▶ **ABOUT THIS EXERCISE**
If a line of the records contains the string "title", copy it out.

▶ **MATERIAL PROVIDED**
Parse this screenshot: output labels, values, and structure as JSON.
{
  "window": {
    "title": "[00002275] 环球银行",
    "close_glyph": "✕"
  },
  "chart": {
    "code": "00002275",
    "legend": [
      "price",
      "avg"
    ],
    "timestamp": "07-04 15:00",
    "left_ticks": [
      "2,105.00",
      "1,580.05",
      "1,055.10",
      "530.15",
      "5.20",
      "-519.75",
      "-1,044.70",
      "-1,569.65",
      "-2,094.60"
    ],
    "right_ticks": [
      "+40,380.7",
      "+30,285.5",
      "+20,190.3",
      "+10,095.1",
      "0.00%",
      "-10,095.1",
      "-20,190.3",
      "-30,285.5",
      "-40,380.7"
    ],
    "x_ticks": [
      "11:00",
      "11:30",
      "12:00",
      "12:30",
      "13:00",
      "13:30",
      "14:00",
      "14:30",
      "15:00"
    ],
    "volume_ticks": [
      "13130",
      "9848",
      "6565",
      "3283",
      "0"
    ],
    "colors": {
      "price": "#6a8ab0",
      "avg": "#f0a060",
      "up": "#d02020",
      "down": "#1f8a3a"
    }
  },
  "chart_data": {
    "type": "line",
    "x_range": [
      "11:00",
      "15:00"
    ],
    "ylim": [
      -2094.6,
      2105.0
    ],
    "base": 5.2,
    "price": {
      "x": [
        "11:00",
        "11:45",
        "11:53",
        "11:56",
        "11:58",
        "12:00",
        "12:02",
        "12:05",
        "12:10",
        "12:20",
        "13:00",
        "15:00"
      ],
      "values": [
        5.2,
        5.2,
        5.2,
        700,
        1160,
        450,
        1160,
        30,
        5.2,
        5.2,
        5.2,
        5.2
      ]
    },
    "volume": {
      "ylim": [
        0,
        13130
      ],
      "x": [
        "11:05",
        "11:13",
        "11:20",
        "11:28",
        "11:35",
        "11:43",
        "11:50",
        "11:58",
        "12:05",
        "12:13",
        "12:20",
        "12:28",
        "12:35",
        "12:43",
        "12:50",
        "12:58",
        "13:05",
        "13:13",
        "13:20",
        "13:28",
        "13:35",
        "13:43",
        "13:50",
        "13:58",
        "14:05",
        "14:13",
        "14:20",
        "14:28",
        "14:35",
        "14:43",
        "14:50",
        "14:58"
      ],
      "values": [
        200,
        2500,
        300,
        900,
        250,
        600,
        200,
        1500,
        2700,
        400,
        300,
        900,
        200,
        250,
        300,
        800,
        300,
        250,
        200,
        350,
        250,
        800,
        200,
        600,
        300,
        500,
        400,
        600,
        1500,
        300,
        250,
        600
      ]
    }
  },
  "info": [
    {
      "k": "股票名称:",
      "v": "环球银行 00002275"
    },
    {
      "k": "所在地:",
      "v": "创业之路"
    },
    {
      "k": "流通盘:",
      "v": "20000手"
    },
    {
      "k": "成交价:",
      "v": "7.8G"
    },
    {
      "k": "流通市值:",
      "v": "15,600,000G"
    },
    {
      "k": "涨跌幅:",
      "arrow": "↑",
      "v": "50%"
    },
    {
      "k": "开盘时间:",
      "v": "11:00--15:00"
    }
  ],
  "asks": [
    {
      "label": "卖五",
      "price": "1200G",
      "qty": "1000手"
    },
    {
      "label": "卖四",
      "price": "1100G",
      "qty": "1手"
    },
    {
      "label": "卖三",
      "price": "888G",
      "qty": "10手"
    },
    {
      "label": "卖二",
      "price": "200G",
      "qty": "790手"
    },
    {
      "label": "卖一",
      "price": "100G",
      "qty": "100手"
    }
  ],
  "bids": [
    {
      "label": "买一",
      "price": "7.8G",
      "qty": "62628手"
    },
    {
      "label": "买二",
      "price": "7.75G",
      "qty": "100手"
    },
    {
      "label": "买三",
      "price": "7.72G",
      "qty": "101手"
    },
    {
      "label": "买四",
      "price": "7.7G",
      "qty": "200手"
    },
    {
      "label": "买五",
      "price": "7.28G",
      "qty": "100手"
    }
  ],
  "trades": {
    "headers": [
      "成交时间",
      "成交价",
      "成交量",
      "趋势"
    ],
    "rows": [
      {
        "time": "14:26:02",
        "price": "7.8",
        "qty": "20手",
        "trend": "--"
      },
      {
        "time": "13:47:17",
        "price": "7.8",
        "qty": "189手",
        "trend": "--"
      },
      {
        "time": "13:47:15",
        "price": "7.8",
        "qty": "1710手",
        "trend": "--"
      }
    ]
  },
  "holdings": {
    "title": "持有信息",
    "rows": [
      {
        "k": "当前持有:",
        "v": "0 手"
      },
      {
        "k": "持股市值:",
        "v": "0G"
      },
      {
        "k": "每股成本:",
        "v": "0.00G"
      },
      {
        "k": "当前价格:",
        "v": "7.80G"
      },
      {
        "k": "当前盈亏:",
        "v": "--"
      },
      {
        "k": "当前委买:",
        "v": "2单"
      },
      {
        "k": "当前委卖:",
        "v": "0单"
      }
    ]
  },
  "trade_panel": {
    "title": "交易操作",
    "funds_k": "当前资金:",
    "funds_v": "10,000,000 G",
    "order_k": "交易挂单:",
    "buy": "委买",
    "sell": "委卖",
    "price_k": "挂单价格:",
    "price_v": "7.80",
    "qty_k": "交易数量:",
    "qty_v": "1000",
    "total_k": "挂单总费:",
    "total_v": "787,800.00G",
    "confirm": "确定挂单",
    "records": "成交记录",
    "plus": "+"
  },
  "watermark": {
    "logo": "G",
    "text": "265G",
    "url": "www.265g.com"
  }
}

▶ **REPLY**
    "title": "[00002275] 环球银行",
    "title": "持有信息",
    "title": "交易操作",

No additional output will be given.